The slaughter, the carnage, the aftermath: nothing prepared me for my first Kräftskiva (Crayfish Fest). I hustled trays and trays of the blood red beasts to our hungry guests. The bugs disappeared as quickly as I set the platters down. Two hundred happy eaters slurped and sucked, and collectively discarded empty scarlet carcasses amass. Several Swedish drinking songs and many shots of snaps later the diners slowly wobbled out into the warm August night, some still singing, some still dancing, and all of them smiling.
We servers sighed with relief and spent the next hour clearing tables of their sticky piles. Like every surface of the dining room, we too were saturated with crayfish juice and spilled beer. There is a good reason IKEA sells paper tableware for crayfish parties.
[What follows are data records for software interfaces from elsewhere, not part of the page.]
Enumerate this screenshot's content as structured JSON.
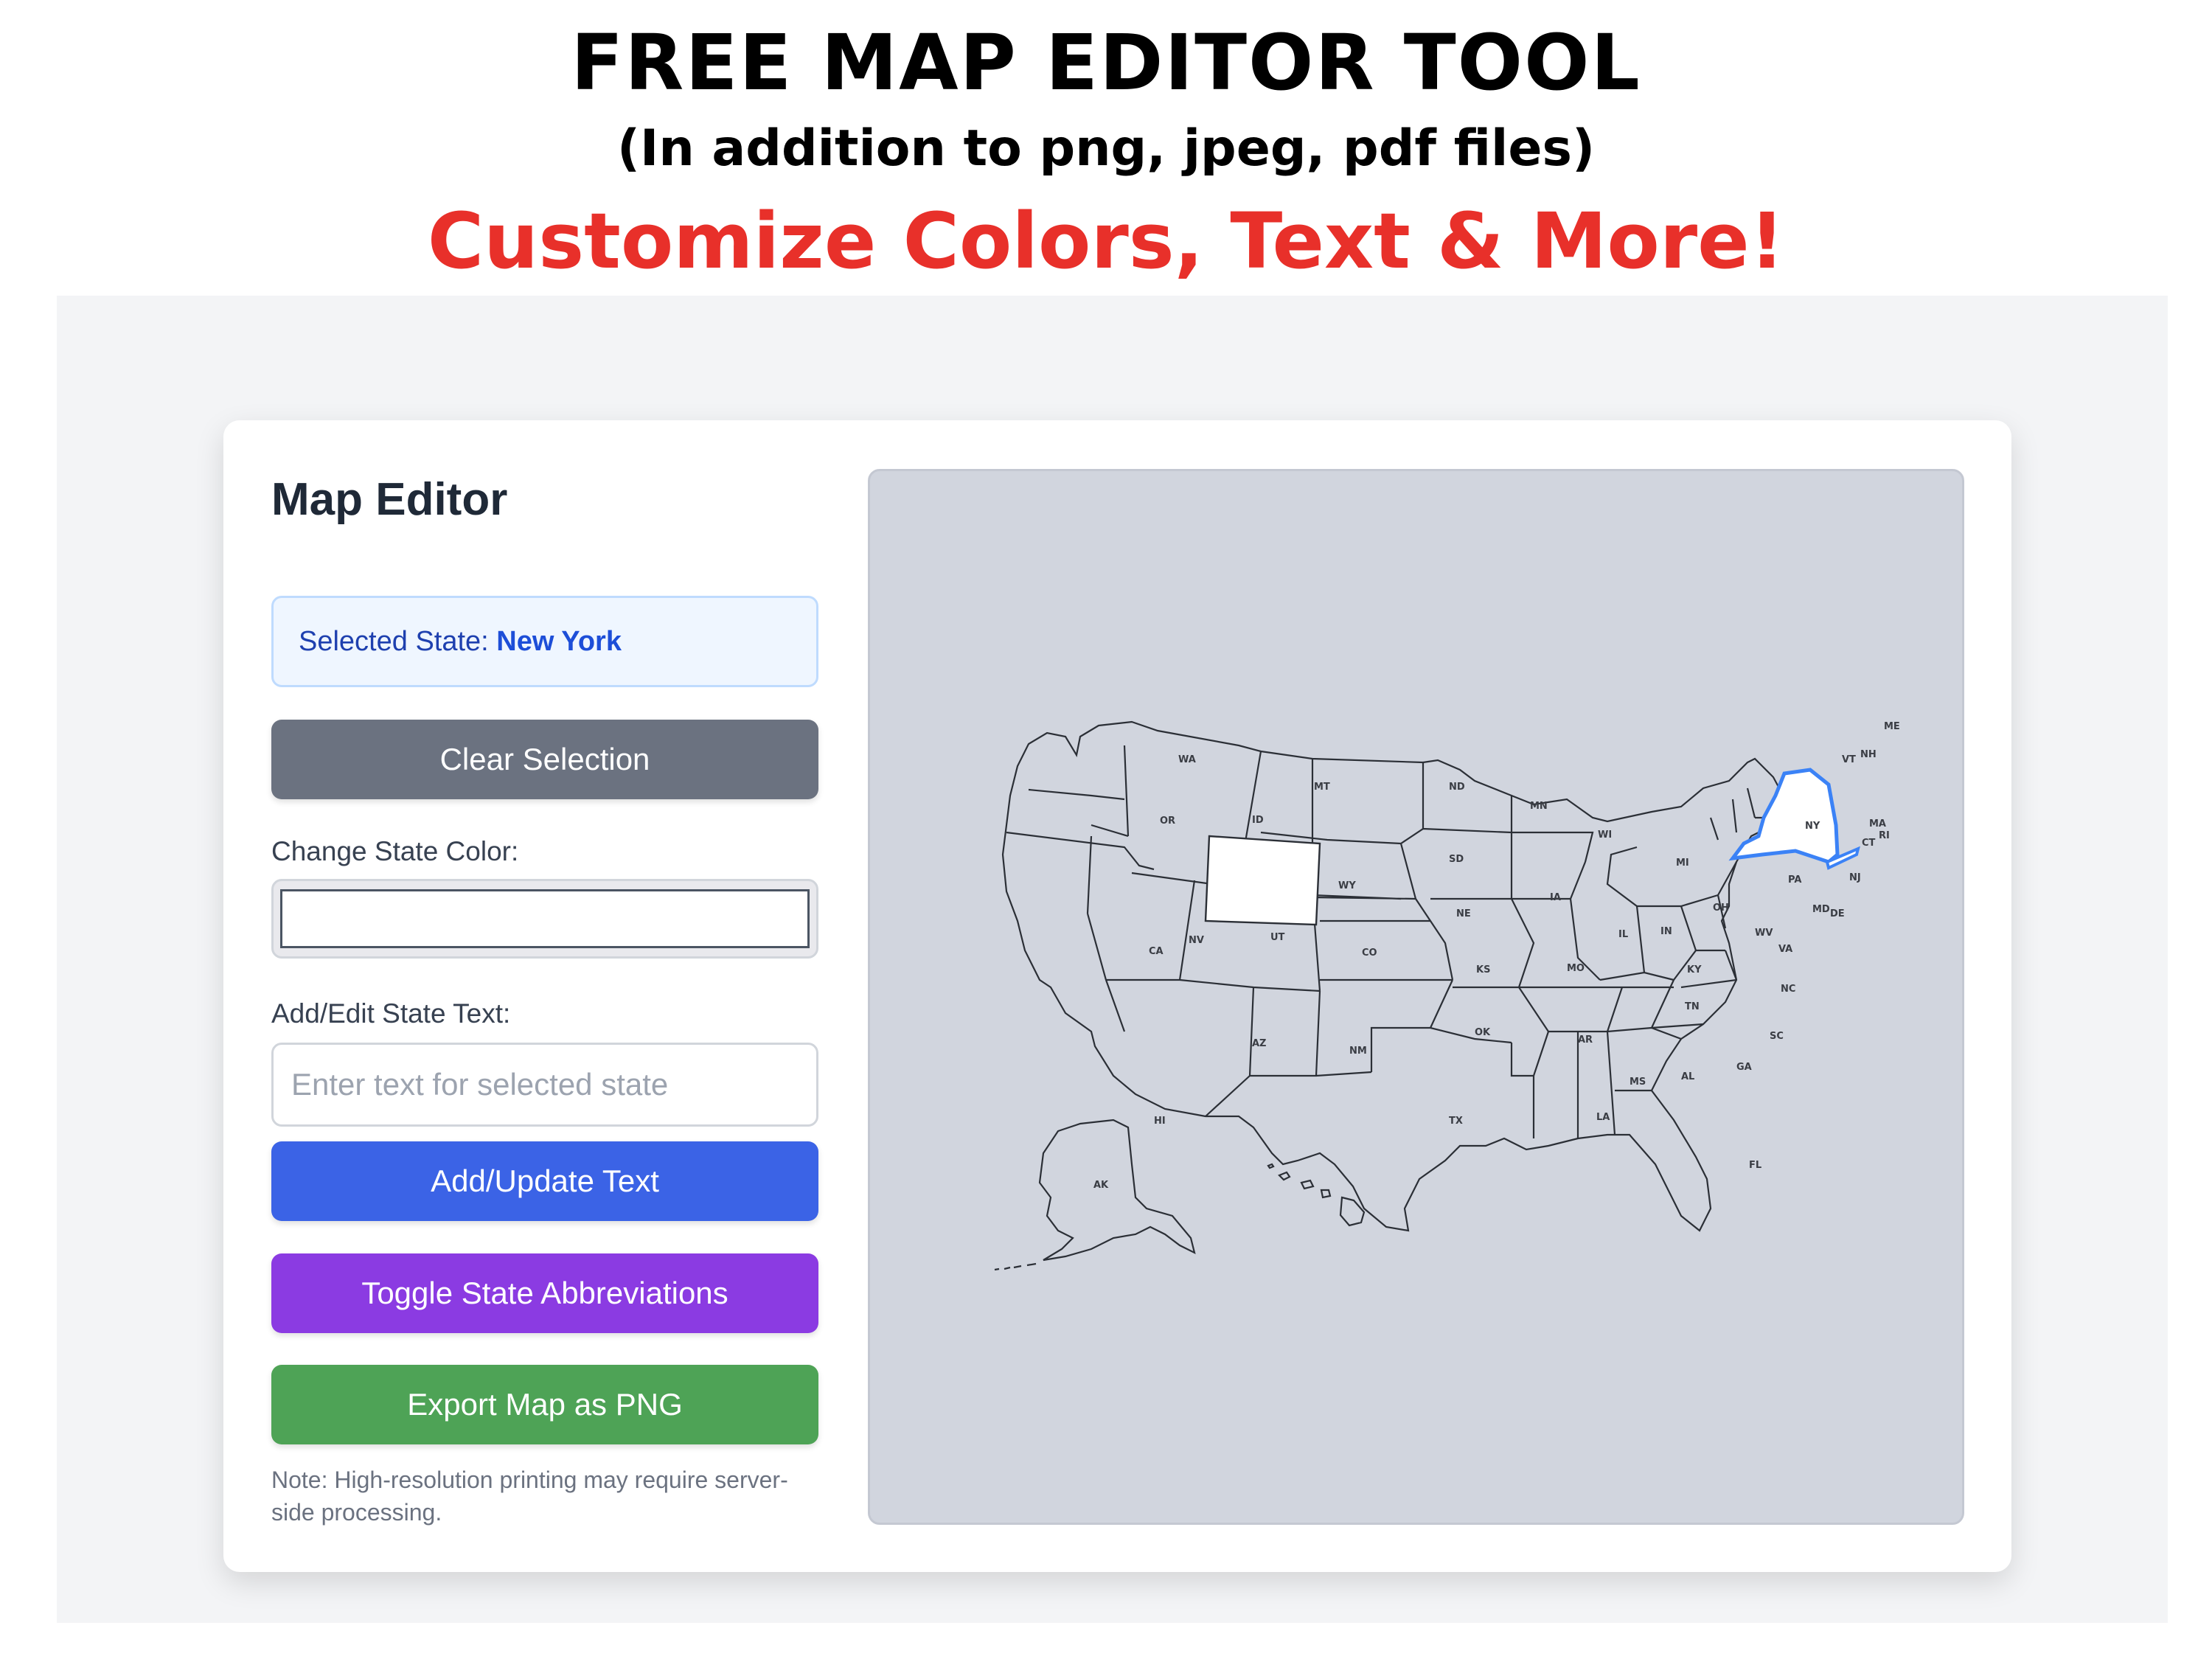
{
  "banner": {
    "title": "FREE MAP EDITOR TOOL",
    "subtitle": "(In addition to png, jpeg, pdf files)",
    "tagline": "Customize Colors, Text & More!"
  },
  "editor": {
    "title": "Map Editor",
    "selected_label": "Selected State:",
    "selected_value": "New York",
    "clear_button": "Clear Selection",
    "color_label": "Change State Color:",
    "color_value": "#ffffff",
    "text_label": "Add/Edit State Text:",
    "text_placeholder": "Enter text for selected state",
    "text_value": "",
    "add_text_button": "Add/Update Text",
    "toggle_button": "Toggle State Abbreviations",
    "export_button": "Export Map as PNG",
    "note": "Note: High-resolution printing may require server-side processing."
  },
  "map": {
    "selected_state": "NY",
    "colors": {
      "background": "#d1d5de",
      "selected_fill": "#ffffff",
      "selected_outline": "#3b82f6",
      "highlighted_fill": "#ffffff"
    },
    "highlighted_states": [
      "WY",
      "NY"
    ],
    "abbreviations": [
      "WA",
      "OR",
      "CA",
      "ID",
      "NV",
      "MT",
      "WY",
      "UT",
      "AZ",
      "CO",
      "NM",
      "ND",
      "SD",
      "NE",
      "KS",
      "OK",
      "TX",
      "MN",
      "IA",
      "MO",
      "AR",
      "LA",
      "WI",
      "IL",
      "MI",
      "IN",
      "OH",
      "KY",
      "TN",
      "MS",
      "AL",
      "GA",
      "FL",
      "SC",
      "NC",
      "VA",
      "WV",
      "PA",
      "NY",
      "VT",
      "NH",
      "ME",
      "MA",
      "CT",
      "NJ",
      "MD",
      "DE",
      "RI",
      "HI",
      "AK"
    ]
  }
}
I was rewarded well for my efforts that night. The cook sent me home with several pails of crayfish. I ate the first bucket standing over the sink, and I remain unapologetic for this act. The second batch was handled with slightly more dignity. With sharp shears and a tweezers I removed every bit of edible meat from tiny crevices and chubby tails and added the crayfish to my favorite childhood treat. My mom always made a shrimp version of this salad on the hottest days of summer.